If you have any trouble meditating or getting your mind off your stresses I recommend that you get an App to help you such as CALM, as this can help distract your busy mind until it relaxes.
I have created a guided meditation to you as my gift – this can get you started if you have not meditated before. Just listen to my voice and use this as a gateway to meditation practice.
The benefits of meditation:
There have been multiple studies on the minds of Buddhist monks, who regularly meditate, which have shown that they have increased activity in the areas of the brain associated with happiness, compared to those who do not meditate regularly. Monks meditate for many hours/day, which may not be practical for you, however when you are waiting at appointments or treatment centres even small amounts of meditation are known to have benefits in terms of concentration, reduced stress, and ratings of higher enjoyment of life. Studies have shown that meditation can benefit the heart and can reduce blood pressure, and improve calmness and happiness.
Yesterday is History. Tomorrow is a mystery. Today is a gift. That’s why it’s called the present!
Mindfulness has gained more ‘awareness’ and popularity in recent times. The state of mindfulness is being in present time consciousness. Your attitude can point your mind in a direction.
What lies behind us, and what lies before us, are tiny matters compared to what lies within us – Ralph Waldo Emerson.
Mindfulness allows you to enjoy your experiences of life to the fullest extent. Research has shown practicing mindfulness can improve your general wellbeing. There are some handy Apps you might like to try including Headspace, Smiling Mind, Insight Timer.
Difference between Empathy & Sympathy
When you have been newly diagnosed, your friends and family often don’t know what you say to you. This little video might be one you can share with them to help them feel more comfortable talking to you and to understand it is hard for you and them. Professor Brené Brown in this little video reminds us that we can only create a genuine empathic connection if we are brave enough to really get in touch with our own fragilities, which may help your friends and family help you.

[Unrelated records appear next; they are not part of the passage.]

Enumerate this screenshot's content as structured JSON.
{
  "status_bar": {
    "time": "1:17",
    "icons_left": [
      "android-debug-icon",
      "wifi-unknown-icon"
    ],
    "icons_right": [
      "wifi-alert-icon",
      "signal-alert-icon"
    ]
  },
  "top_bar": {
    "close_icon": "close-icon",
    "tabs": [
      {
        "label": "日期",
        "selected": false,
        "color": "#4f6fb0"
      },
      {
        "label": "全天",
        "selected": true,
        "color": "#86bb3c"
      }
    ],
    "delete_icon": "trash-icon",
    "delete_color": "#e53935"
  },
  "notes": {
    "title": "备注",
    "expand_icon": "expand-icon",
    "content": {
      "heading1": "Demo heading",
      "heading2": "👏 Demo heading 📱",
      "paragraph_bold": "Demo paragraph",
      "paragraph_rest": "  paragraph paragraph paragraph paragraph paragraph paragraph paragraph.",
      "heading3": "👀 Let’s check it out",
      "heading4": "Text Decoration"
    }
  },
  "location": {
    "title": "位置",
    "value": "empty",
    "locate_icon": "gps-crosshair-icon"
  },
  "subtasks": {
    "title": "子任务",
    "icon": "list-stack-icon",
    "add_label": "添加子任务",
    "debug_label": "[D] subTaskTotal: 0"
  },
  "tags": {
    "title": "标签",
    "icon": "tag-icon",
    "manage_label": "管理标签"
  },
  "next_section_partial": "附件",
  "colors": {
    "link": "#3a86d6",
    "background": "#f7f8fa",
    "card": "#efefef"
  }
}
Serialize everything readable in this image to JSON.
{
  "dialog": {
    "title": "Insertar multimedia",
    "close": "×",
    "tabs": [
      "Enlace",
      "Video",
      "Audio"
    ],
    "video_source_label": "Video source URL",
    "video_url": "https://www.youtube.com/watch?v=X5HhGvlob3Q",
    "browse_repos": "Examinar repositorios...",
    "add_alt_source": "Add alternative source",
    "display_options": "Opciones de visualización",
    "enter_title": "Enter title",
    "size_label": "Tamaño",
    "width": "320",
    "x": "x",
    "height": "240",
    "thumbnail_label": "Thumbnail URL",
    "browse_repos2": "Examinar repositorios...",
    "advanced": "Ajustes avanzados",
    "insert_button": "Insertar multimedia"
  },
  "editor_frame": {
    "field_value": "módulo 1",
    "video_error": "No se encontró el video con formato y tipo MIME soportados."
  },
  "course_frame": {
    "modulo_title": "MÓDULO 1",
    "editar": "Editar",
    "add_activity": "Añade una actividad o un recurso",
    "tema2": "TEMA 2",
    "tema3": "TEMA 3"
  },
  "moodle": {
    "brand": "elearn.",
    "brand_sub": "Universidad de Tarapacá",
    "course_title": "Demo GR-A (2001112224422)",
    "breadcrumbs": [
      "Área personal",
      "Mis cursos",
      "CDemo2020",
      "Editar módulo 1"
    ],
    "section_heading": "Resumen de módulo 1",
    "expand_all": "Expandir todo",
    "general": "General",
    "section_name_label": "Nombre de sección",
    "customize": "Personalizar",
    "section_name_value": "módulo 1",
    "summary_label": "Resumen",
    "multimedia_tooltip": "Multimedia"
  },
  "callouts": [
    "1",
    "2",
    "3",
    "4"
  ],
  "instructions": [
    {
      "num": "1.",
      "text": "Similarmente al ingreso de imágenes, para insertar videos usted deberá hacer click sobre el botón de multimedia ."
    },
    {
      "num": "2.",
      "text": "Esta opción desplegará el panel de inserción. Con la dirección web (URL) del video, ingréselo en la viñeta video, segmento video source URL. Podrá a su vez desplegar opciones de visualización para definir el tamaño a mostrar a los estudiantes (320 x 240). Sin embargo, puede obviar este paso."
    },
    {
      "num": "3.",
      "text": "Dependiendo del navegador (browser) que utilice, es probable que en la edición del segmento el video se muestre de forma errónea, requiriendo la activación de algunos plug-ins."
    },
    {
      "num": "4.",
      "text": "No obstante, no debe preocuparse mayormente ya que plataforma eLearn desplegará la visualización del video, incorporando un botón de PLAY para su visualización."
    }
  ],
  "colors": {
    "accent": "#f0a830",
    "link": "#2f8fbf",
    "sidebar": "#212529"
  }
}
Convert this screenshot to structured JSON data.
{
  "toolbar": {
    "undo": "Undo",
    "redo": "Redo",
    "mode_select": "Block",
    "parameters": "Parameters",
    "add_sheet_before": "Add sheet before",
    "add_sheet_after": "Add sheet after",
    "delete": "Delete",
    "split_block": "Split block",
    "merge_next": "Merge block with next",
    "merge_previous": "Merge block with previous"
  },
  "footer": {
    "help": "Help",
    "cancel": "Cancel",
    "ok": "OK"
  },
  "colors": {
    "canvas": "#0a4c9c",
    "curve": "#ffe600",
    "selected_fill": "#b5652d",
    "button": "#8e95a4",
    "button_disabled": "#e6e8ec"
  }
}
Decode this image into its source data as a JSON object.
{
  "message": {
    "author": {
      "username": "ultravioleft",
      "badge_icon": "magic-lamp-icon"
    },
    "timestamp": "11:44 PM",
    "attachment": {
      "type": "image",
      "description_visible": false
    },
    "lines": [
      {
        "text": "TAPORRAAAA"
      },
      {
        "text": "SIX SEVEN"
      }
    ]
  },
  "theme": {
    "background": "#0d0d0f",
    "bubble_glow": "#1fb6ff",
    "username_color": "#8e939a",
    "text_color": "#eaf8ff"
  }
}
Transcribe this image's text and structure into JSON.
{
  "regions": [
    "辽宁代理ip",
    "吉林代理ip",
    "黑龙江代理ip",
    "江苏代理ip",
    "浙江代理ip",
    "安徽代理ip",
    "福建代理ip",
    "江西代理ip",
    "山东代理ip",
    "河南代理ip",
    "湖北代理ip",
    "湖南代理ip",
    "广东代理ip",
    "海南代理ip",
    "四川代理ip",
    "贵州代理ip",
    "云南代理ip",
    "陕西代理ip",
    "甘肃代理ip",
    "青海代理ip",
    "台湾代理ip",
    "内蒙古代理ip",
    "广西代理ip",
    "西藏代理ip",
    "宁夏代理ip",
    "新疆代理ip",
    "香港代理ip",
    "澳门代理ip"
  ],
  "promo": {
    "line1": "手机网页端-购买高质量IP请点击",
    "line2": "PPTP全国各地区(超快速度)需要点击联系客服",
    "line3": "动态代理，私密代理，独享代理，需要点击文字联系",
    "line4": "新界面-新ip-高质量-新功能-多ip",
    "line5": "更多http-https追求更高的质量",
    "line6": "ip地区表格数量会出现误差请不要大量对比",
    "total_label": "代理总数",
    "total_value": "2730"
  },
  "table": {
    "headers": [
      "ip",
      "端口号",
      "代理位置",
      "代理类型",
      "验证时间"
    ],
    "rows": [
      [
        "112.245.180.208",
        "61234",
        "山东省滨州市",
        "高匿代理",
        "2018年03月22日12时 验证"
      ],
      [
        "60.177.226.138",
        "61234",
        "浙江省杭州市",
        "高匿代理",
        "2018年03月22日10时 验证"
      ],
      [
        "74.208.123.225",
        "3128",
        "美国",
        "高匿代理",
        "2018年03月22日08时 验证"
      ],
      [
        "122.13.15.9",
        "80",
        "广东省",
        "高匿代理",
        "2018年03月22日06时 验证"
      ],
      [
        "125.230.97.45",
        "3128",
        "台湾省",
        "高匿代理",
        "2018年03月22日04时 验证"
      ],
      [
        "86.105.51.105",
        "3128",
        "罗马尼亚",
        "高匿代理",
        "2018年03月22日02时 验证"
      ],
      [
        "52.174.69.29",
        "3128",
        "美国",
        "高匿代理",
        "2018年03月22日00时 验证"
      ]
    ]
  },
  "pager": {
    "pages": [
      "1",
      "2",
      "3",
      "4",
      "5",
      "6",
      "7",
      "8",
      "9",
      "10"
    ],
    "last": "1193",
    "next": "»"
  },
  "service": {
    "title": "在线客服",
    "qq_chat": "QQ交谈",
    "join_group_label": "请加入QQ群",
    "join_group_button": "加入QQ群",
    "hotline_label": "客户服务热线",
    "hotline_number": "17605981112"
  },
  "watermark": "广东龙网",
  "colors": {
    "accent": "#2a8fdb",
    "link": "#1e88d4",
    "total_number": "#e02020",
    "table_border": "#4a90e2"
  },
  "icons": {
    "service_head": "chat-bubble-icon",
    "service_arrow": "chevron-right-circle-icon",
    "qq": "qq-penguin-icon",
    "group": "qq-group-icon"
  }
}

I have set up a free closed Facebook Support Group, if you would like to join us, please let us know and we will add you into this group, click here register your interest.
Life is short, enjoy your life in the positive!
Yours in good health,